◆ **What the task asks**
With pictures left out, set down every record word for word.

◆ **Data provided**
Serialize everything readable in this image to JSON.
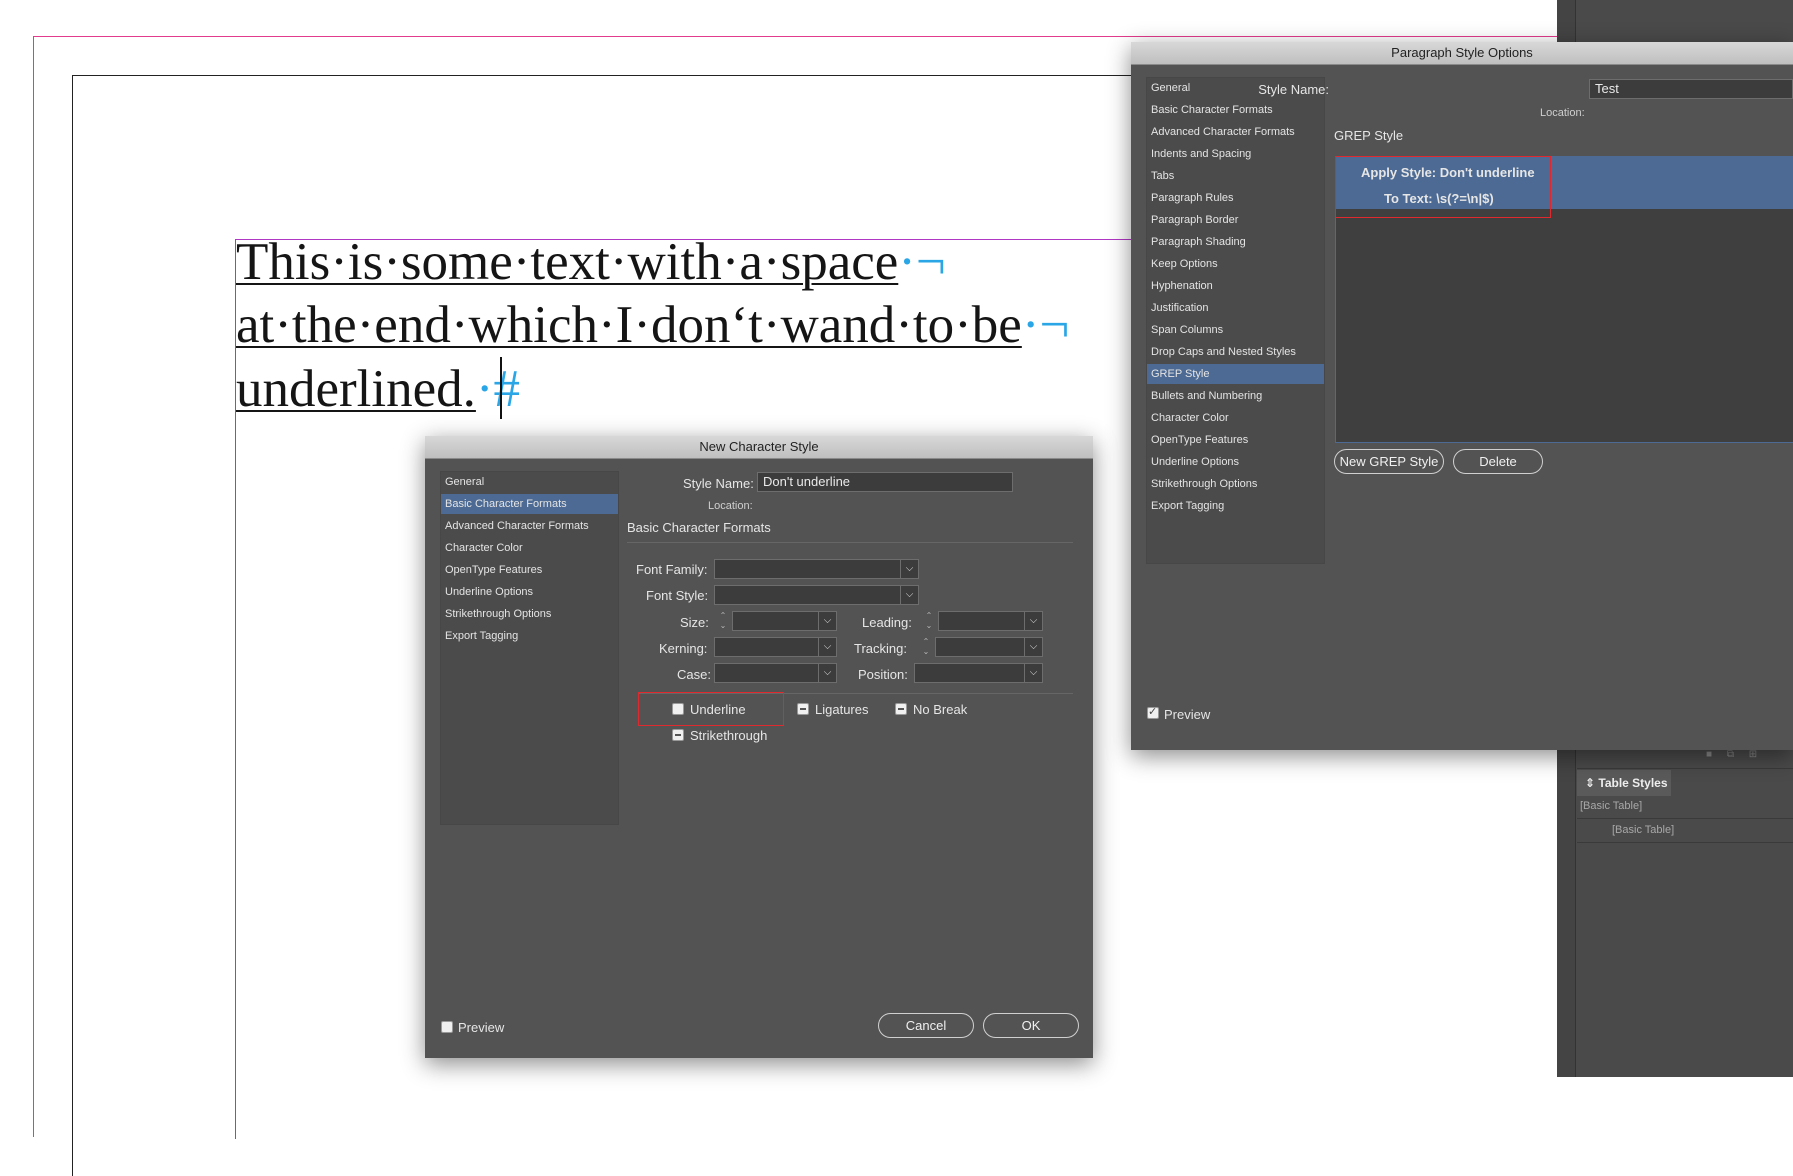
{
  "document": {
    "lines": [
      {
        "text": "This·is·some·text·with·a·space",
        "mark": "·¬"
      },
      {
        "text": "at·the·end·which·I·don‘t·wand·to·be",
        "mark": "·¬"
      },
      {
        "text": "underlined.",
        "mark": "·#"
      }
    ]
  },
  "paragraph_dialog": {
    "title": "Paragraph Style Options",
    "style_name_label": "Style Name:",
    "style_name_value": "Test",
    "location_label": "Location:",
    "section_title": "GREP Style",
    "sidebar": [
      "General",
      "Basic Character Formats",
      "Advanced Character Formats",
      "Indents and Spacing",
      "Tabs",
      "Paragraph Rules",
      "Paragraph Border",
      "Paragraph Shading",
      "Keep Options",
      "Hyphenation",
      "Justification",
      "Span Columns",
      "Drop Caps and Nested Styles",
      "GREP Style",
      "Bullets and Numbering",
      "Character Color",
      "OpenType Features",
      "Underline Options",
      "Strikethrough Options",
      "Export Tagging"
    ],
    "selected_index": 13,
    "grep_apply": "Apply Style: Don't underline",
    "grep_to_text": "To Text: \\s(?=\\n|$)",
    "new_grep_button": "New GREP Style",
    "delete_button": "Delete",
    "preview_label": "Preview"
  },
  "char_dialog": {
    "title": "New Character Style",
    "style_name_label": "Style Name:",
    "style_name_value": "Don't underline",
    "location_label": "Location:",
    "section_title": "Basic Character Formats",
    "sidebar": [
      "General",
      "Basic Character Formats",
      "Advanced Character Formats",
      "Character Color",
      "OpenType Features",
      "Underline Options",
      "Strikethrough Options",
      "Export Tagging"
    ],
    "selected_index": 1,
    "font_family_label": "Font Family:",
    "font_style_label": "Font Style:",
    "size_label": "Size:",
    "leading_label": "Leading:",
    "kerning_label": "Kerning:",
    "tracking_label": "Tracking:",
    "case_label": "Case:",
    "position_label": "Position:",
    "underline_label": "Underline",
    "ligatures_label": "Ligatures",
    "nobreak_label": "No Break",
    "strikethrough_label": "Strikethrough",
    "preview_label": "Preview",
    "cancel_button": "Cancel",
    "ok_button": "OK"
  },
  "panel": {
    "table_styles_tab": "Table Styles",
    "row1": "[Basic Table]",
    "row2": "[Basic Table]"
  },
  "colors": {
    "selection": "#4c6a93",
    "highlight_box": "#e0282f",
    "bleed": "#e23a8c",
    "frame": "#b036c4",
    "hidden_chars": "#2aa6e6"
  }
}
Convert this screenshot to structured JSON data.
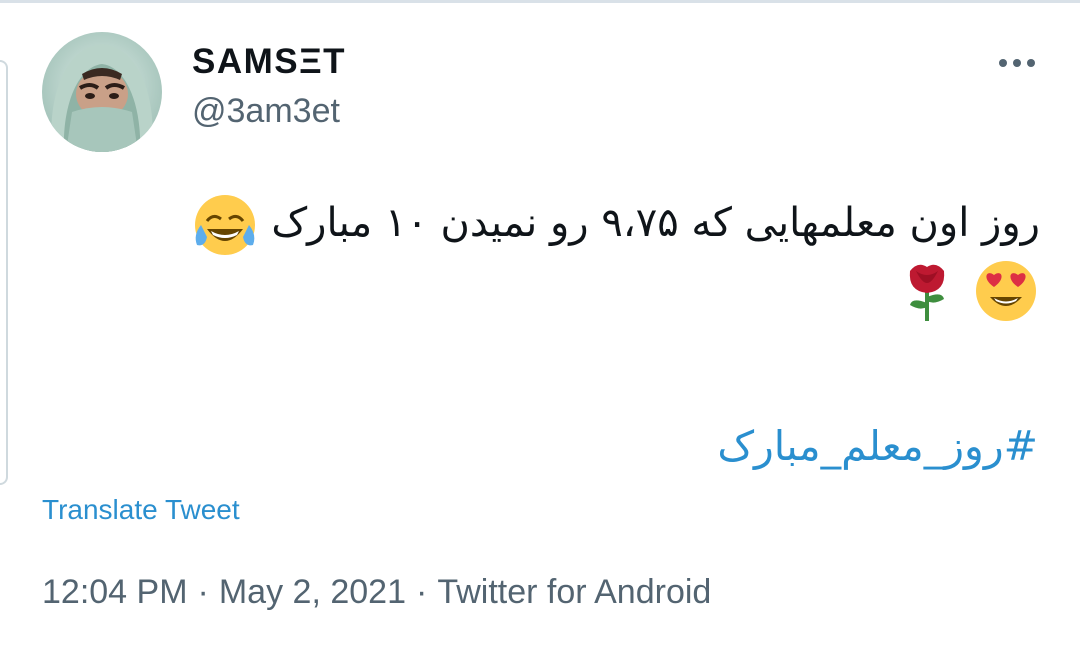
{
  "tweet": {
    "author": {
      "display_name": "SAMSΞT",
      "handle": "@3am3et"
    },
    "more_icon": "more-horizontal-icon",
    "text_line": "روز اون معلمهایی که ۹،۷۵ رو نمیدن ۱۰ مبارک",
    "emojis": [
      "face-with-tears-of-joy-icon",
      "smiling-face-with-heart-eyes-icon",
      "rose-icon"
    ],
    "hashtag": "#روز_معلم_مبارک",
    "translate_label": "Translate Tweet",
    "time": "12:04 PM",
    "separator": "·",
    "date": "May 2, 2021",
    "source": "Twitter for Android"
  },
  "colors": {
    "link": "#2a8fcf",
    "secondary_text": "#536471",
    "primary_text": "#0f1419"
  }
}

◆ **Response**
Serialize everything readable in this image to JSON.
{
  "document": {
    "lines": [
      {
        "text": "This·is·some·text·with·a·space",
        "mark": "·¬"
      },
      {
        "text": "at·the·end·which·I·don‘t·wand·to·be",
        "mark": "·¬"
      },
      {
        "text": "underlined.",
        "mark": "·#"
      }
    ]
  },
  "paragraph_dialog": {
    "title": "Paragraph Style Options",
    "style_name_label": "Style Name:",
    "style_name_value": "Test",
    "location_label": "Location:",
    "section_title": "GREP Style",
    "sidebar": [
      "General",
      "Basic Character Formats",
      "Advanced Character Formats",
      "Indents and Spacing",
      "Tabs",
      "Paragraph Rules",
      "Paragraph Border",
      "Paragraph Shading",
      "Keep Options",
      "Hyphenation",
      "Justification",
      "Span Columns",
      "Drop Caps and Nested Styles",
      "GREP Style",
      "Bullets and Numbering",
      "Character Color",
      "OpenType Features",
      "Underline Options",
      "Strikethrough Options",
      "Export Tagging"
    ],
    "selected_index": 13,
    "grep_apply": "Apply Style: Don't underline",
    "grep_to_text": "To Text: \\s(?=\\n|$)",
    "new_grep_button": "New GREP Style",
    "delete_button": "Delete",
    "preview_label": "Preview"
  },
  "char_dialog": {
    "title": "New Character Style",
    "style_name_label": "Style Name:",
    "style_name_value": "Don't underline",
    "location_label": "Location:",
    "section_title": "Basic Character Formats",
    "sidebar": [
      "General",
      "Basic Character Formats",
      "Advanced Character Formats",
      "Character Color",
      "OpenType Features",
      "Underline Options",
      "Strikethrough Options",
      "Export Tagging"
    ],
    "selected_index": 1,
    "font_family_label": "Font Family:",
    "font_style_label": "Font Style:",
    "size_label": "Size:",
    "leading_label": "Leading:",
    "kerning_label": "Kerning:",
    "tracking_label": "Tracking:",
    "case_label": "Case:",
    "position_label": "Position:",
    "underline_label": "Underline",
    "ligatures_label": "Ligatures",
    "nobreak_label": "No Break",
    "strikethrough_label": "Strikethrough",
    "preview_label": "Preview",
    "cancel_button": "Cancel",
    "ok_button": "OK"
  },
  "panel": {
    "table_styles_tab": "Table Styles",
    "row1": "[Basic Table]",
    "row2": "[Basic Table]"
  },
  "colors": {
    "selection": "#4c6a93",
    "highlight_box": "#e0282f",
    "bleed": "#e23a8c",
    "frame": "#b036c4",
    "hidden_chars": "#2aa6e6"
  }
}
Convert this screenshot to structured JSON data.
{
  "tweet": {
    "author": {
      "display_name": "SAMSΞT",
      "handle": "@3am3et"
    },
    "more_icon": "more-horizontal-icon",
    "text_line": "روز اون معلمهایی که ۹،۷۵ رو نمیدن ۱۰ مبارک",
    "emojis": [
      "face-with-tears-of-joy-icon",
      "smiling-face-with-heart-eyes-icon",
      "rose-icon"
    ],
    "hashtag": "#روز_معلم_مبارک",
    "translate_label": "Translate Tweet",
    "time": "12:04 PM",
    "separator": "·",
    "date": "May 2, 2021",
    "source": "Twitter for Android"
  },
  "colors": {
    "link": "#2a8fcf",
    "secondary_text": "#536471",
    "primary_text": "#0f1419"
  }
}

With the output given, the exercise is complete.